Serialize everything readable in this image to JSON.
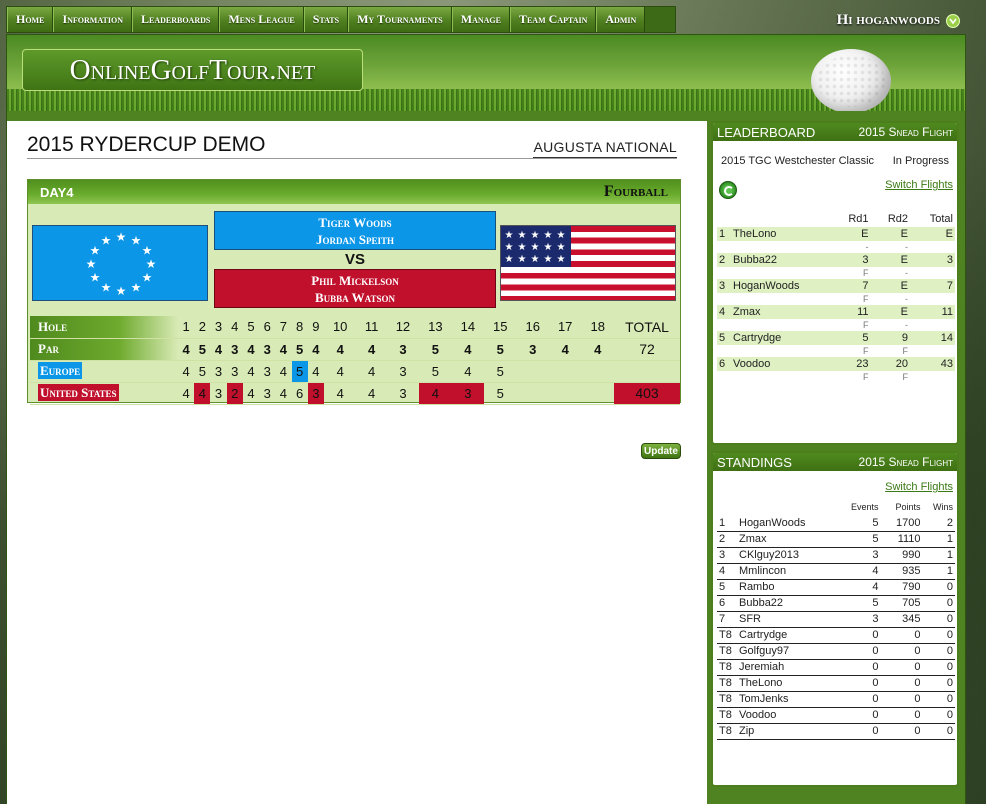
{
  "nav": {
    "items": [
      "Home",
      "Information",
      "Leaderboards",
      "Mens League",
      "Stats",
      "My Tournaments",
      "Manage",
      "Team Captain",
      "Admin"
    ],
    "user_greeting": "Hi hoganwoods"
  },
  "site": {
    "logo_text": "OnlineGolfTour.net"
  },
  "event": {
    "title": "2015 RYDERCUP DEMO",
    "course": "AUGUSTA NATIONAL"
  },
  "match": {
    "day": "DAY4",
    "format": "Fourball",
    "europe_players": [
      "Tiger Woods",
      "Jordan Speith"
    ],
    "vs": "VS",
    "us_players": [
      "Phil Mickelson",
      "Bubba Watson"
    ],
    "row_labels": {
      "hole": "Hole",
      "par": "Par",
      "europe": "Europe",
      "us": "United States"
    },
    "total_label": "TOTAL",
    "holes": [
      1,
      2,
      3,
      4,
      5,
      6,
      7,
      8,
      9,
      10,
      11,
      12,
      13,
      14,
      15,
      16,
      17,
      18
    ],
    "par": [
      4,
      5,
      4,
      3,
      4,
      3,
      4,
      5,
      4,
      4,
      4,
      3,
      5,
      4,
      5,
      3,
      4,
      4
    ],
    "par_total": "72",
    "europe_scores": [
      4,
      5,
      3,
      3,
      4,
      3,
      4,
      5,
      4,
      4,
      4,
      3,
      5,
      4,
      5,
      "",
      "",
      ""
    ],
    "europe_total": "",
    "us_scores": [
      4,
      4,
      3,
      2,
      4,
      3,
      4,
      6,
      3,
      4,
      4,
      3,
      4,
      3,
      5,
      "",
      "",
      ""
    ],
    "us_total": "403",
    "europe_win_holes": [
      8
    ],
    "us_win_holes": [
      2,
      4,
      9,
      13,
      14
    ],
    "update_label": "Update",
    "colors": {
      "europe": "#0b96e8",
      "us": "#c0102c"
    }
  },
  "leaderboard": {
    "title": "LEADERBOARD",
    "flight": "2015 Snead Flight",
    "event": "2015 TGC Westchester Classic",
    "status": "In Progress",
    "switch_label": "Switch Flights",
    "columns": [
      "Rd1",
      "Rd2",
      "Total"
    ],
    "rows": [
      {
        "pos": "1",
        "name": "TheLono",
        "rd1": "E",
        "rd2": "E",
        "total": "E",
        "sub1": "-",
        "sub2": "-"
      },
      {
        "pos": "2",
        "name": "Bubba22",
        "rd1": "3",
        "rd2": "E",
        "total": "3",
        "sub1": "F",
        "sub2": "-"
      },
      {
        "pos": "3",
        "name": "HoganWoods",
        "rd1": "7",
        "rd2": "E",
        "total": "7",
        "sub1": "F",
        "sub2": "-"
      },
      {
        "pos": "4",
        "name": "Zmax",
        "rd1": "11",
        "rd2": "E",
        "total": "11",
        "sub1": "F",
        "sub2": "-"
      },
      {
        "pos": "5",
        "name": "Cartrydge",
        "rd1": "5",
        "rd2": "9",
        "total": "14",
        "sub1": "F",
        "sub2": "F"
      },
      {
        "pos": "6",
        "name": "Voodoo",
        "rd1": "23",
        "rd2": "20",
        "total": "43",
        "sub1": "F",
        "sub2": "F"
      }
    ]
  },
  "standings": {
    "title": "STANDINGS",
    "flight": "2015 Snead Flight",
    "switch_label": "Switch Flights",
    "columns": [
      "Events",
      "Points",
      "Wins"
    ],
    "rows": [
      {
        "pos": "1",
        "name": "HoganWoods",
        "events": "5",
        "points": "1700",
        "wins": "2"
      },
      {
        "pos": "2",
        "name": "Zmax",
        "events": "5",
        "points": "1110",
        "wins": "1"
      },
      {
        "pos": "3",
        "name": "CKlguy2013",
        "events": "3",
        "points": "990",
        "wins": "1"
      },
      {
        "pos": "4",
        "name": "Mmlincon",
        "events": "4",
        "points": "935",
        "wins": "1"
      },
      {
        "pos": "5",
        "name": "Rambo",
        "events": "4",
        "points": "790",
        "wins": "0"
      },
      {
        "pos": "6",
        "name": "Bubba22",
        "events": "5",
        "points": "705",
        "wins": "0"
      },
      {
        "pos": "7",
        "name": "SFR",
        "events": "3",
        "points": "345",
        "wins": "0"
      },
      {
        "pos": "T8",
        "name": "Cartrydge",
        "events": "0",
        "points": "0",
        "wins": "0"
      },
      {
        "pos": "T8",
        "name": "Golfguy97",
        "events": "0",
        "points": "0",
        "wins": "0"
      },
      {
        "pos": "T8",
        "name": "Jeremiah",
        "events": "0",
        "points": "0",
        "wins": "0"
      },
      {
        "pos": "T8",
        "name": "TheLono",
        "events": "0",
        "points": "0",
        "wins": "0"
      },
      {
        "pos": "T8",
        "name": "TomJenks",
        "events": "0",
        "points": "0",
        "wins": "0"
      },
      {
        "pos": "T8",
        "name": "Voodoo",
        "events": "0",
        "points": "0",
        "wins": "0"
      },
      {
        "pos": "T8",
        "name": "Zip",
        "events": "0",
        "points": "0",
        "wins": "0"
      }
    ]
  }
}
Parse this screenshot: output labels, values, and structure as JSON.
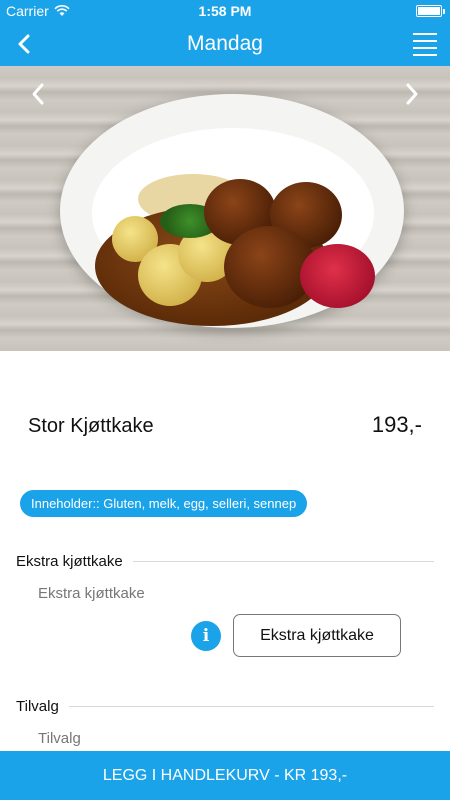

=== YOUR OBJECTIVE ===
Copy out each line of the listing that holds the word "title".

=== TASK SOLUTION ===
    "title": "2015 RYDERCUP DEMO",
    "title": "LEADERBOARD",
    "title": "STANDINGS",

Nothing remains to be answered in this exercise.